What is the Big Brain Question?

At your first inhalation, after you were born, your brain began “scanning” the environment (people, places, and things) and “asked,” “Am I safe?” This action, the determining of safety or danger, will go on your entire life. (Safety, it should be noted, is more than physical safety. It is also emotional safety.) If you receive more yes answers than no answers as you grow up, your brain will develop and organize optimally. If you receive more no answers, or you experience a big traumatic no answer, your brain will not develop and organize optimally. You will have more neural real estate and networks to your threat detection circuitry and less to your prefrontal cortex, the executive functioning region of the brain that allows you to make good life and love affirming decisions.

Safety is job number one.

Safety is the prescription for everything. That statement is so important, I’ll repeat it. Safety is the prescription for everything. When we feel safe, our nervous system is in a state called Connect.
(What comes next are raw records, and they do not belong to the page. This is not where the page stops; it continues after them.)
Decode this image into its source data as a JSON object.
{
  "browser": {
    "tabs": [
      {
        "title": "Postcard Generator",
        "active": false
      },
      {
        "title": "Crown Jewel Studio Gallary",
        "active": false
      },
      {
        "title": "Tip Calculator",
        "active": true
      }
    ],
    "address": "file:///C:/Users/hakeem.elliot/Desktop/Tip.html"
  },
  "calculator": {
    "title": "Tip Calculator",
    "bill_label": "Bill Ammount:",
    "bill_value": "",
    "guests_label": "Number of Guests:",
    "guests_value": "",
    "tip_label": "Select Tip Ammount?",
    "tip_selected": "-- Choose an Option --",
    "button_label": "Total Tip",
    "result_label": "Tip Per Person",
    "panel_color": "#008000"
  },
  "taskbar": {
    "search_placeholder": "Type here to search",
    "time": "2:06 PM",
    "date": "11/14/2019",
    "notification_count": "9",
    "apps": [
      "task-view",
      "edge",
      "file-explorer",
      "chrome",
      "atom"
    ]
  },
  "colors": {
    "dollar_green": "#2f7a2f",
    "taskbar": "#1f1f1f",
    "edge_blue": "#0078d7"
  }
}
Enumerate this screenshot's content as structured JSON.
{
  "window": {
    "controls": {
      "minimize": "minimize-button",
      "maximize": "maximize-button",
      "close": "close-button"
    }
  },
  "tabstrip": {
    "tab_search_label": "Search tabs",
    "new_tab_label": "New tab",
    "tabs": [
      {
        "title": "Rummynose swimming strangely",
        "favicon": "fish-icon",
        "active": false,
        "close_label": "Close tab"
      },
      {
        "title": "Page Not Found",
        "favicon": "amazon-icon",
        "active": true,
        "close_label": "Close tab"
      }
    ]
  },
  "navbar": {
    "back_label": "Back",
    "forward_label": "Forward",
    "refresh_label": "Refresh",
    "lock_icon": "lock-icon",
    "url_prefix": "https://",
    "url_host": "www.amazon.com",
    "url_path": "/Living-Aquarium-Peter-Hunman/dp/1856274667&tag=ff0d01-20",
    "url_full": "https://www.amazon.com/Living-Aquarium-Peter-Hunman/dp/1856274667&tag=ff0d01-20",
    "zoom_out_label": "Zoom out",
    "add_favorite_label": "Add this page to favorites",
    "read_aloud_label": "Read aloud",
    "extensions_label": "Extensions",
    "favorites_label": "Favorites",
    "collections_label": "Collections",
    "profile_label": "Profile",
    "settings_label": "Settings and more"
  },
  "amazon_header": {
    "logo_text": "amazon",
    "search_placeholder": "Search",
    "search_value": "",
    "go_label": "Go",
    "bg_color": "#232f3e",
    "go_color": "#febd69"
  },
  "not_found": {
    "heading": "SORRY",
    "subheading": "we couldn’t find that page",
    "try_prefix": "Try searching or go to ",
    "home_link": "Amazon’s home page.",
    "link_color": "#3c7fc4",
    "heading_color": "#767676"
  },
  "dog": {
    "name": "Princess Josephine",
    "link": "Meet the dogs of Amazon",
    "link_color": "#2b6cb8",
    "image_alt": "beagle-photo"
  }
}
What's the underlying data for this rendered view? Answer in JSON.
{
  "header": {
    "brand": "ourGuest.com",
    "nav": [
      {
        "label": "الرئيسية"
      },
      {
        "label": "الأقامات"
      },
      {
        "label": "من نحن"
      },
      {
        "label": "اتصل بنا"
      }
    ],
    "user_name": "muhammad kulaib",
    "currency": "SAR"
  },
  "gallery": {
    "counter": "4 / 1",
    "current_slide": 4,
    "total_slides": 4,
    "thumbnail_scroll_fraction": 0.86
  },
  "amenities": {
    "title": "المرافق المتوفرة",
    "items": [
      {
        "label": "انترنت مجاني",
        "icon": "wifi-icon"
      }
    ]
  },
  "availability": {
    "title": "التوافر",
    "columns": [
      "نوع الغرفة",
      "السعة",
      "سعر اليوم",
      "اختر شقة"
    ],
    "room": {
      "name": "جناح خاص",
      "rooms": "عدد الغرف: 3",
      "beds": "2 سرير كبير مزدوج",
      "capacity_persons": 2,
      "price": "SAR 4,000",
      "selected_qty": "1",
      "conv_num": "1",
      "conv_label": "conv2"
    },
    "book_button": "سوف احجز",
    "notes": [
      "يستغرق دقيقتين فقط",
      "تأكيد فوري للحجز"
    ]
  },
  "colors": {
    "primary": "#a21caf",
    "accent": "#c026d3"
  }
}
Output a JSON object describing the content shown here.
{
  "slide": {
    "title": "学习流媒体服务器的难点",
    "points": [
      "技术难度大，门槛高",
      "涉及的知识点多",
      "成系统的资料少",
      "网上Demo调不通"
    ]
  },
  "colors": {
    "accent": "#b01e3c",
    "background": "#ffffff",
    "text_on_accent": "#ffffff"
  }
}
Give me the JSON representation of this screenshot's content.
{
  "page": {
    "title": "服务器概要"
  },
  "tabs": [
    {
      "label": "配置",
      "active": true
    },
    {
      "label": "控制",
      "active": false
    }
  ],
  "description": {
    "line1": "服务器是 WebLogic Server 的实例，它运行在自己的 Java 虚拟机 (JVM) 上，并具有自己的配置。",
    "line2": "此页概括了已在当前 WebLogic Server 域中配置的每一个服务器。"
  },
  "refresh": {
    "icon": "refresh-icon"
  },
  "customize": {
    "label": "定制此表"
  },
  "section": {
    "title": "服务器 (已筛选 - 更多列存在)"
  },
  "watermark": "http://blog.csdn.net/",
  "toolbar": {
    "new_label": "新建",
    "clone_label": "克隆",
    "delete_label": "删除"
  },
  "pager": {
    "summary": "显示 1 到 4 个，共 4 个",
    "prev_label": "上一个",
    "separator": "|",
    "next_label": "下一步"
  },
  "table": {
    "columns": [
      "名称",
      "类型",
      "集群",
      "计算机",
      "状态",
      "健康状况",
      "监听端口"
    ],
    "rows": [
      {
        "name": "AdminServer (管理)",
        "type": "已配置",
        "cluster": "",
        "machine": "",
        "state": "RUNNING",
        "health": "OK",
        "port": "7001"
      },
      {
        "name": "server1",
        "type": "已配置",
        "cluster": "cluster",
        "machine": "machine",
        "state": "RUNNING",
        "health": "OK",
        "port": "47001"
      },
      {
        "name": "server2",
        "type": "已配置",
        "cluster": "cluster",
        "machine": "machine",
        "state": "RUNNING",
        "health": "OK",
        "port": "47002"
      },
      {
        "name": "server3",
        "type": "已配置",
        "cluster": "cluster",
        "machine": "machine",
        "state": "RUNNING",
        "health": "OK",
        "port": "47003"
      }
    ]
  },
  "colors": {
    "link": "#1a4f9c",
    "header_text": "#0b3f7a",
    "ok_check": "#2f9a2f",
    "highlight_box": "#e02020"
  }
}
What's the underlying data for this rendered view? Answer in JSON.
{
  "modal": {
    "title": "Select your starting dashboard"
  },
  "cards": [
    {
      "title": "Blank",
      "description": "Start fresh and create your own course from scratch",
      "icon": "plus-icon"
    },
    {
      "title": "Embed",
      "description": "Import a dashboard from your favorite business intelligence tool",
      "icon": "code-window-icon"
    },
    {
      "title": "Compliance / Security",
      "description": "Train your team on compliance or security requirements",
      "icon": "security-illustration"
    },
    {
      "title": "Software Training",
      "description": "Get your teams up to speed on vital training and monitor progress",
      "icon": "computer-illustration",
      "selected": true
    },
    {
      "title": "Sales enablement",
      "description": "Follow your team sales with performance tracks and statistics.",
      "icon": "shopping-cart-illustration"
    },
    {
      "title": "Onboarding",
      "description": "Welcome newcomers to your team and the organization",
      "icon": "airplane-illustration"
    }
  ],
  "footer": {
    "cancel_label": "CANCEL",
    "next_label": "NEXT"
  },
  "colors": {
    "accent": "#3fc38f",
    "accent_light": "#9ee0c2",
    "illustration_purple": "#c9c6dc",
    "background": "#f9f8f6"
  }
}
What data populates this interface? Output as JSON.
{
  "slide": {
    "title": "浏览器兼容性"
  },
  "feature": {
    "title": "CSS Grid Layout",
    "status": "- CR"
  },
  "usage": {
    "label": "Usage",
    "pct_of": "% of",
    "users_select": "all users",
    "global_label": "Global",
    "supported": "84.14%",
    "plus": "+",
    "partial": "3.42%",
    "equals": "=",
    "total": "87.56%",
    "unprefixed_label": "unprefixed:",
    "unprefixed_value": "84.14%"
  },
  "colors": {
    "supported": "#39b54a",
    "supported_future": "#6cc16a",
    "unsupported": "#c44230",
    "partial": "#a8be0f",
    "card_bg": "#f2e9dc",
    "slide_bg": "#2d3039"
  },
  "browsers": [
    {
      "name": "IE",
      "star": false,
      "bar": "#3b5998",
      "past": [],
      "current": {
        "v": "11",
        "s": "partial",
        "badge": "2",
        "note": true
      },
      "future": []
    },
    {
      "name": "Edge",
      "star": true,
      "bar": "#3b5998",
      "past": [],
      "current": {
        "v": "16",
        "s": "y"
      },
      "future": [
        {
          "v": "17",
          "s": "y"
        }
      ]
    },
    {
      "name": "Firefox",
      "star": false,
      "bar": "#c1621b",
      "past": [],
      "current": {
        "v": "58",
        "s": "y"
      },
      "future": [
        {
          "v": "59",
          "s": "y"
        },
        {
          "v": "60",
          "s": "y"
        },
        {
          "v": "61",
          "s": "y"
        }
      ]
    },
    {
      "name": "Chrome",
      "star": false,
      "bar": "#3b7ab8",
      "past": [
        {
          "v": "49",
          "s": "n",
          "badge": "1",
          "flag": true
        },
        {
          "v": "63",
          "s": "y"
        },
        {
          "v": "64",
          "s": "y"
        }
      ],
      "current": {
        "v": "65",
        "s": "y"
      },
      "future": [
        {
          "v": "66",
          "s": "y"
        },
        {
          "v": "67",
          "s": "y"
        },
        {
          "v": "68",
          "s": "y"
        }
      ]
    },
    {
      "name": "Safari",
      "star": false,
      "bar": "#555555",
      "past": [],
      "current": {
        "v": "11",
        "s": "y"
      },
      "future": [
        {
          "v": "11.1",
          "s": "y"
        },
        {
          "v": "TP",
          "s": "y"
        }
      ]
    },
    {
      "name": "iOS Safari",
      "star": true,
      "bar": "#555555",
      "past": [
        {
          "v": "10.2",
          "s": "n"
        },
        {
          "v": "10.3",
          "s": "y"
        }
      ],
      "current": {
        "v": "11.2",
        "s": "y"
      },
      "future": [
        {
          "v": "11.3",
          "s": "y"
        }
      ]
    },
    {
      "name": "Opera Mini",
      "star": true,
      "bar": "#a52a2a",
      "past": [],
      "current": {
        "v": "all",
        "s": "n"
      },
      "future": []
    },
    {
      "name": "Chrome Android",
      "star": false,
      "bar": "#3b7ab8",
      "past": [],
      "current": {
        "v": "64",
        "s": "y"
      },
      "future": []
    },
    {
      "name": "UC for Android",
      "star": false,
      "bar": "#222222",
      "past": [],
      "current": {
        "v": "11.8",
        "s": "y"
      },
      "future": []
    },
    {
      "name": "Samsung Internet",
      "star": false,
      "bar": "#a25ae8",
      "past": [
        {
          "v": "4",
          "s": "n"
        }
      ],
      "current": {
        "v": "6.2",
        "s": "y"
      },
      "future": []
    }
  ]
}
We are able to connect with others and life around us in positive, compassionate, kind ways. Scientists call the connect state (it is a parasympathetic ventral vagal response) rest, digest, and renew. In the Connect state, the body is at peace, and organs and systems work optimally with ease. This is the state we want our nervous system to be in as often as possible. It is in the Connect state that we behave in ways that are loving and helpful for ourselves, others, and the world around us. But in order to enter into the Connect state, we first have to feel safe. Hard to do in benzo withdrawal, I know. What can we do, given the fact that our GABA receptors are damaged and our threat detection is misfiring, causing us to feel fear, anxiety, terror, hopelessness, and helplessness?  We can gently do a reality check and remind ourselves that we are indeed, safe.

Your benzo symptoms are simply body functions.

If your doctor has ruled out anything nefarious, and you feel certain that your strange symptoms are indeed caused by benzo withdrawal, you can rest assured that they are simply a body function. They are no more significant than any other body function such as a sneeze, hiccup, burp, or fart. The symptoms are there because of the downregulated GABA (and who knows what else has taken place in the brain and nervous system). You aren’t afraid of your farts, which are just body functions, so don’t be afraid of your benzo withdrawal symptoms, which are just body functions. Remember, safety is job number one. Look around, what do you see? What do you feel on your skin? What do you hear? Use your senses to bring you back to this present moment, for, in this present moment, everything is okay. There is no tiger waiting to pounce on you. There is no danger. You are safe. Meet your benzo withdrawal symptoms eye to eye, don’t run from them, or try to fight them. Simply observe them, name them for what they are, a body function caused by downregulated GABA receptors, and tell yourself that you are safe here in this present moment.

Am I Safe?

Answer your Big Brain Question, “Am I safe?” With a resounding “Yes!” Keep coming back, over and over, to this present moment, knowing that you are safe. Be kind and gentle with yourself. Don’t judge yourself, for judgment causes the nervous system to go into a self protect state of fight, flight, or freeze. If you are experiencing the common “life review” benzo withdrawal symptom (focusing on past regrets, guilt, or shame) do your best to just observe those thoughts and let them pass through you. Be very tender with yourself, and take good care of your body, mind, and spirit. I often ask myself, “What is the most loving thing to think, feel, and do, and I do whatever that is. Love, kindness, compassion, forgiveness, generosity, acceptance— those are things that help our nervous system go into a Connect state, a state that rests on safety. Do your best to rise above al the strange happenings in benzo withdrawal and hold onto the fact that you are safe, you are healing, and you will recover!

Keep going. We really do heal. Life is incredibly good. It is such a gift, even in benzo withdrawal.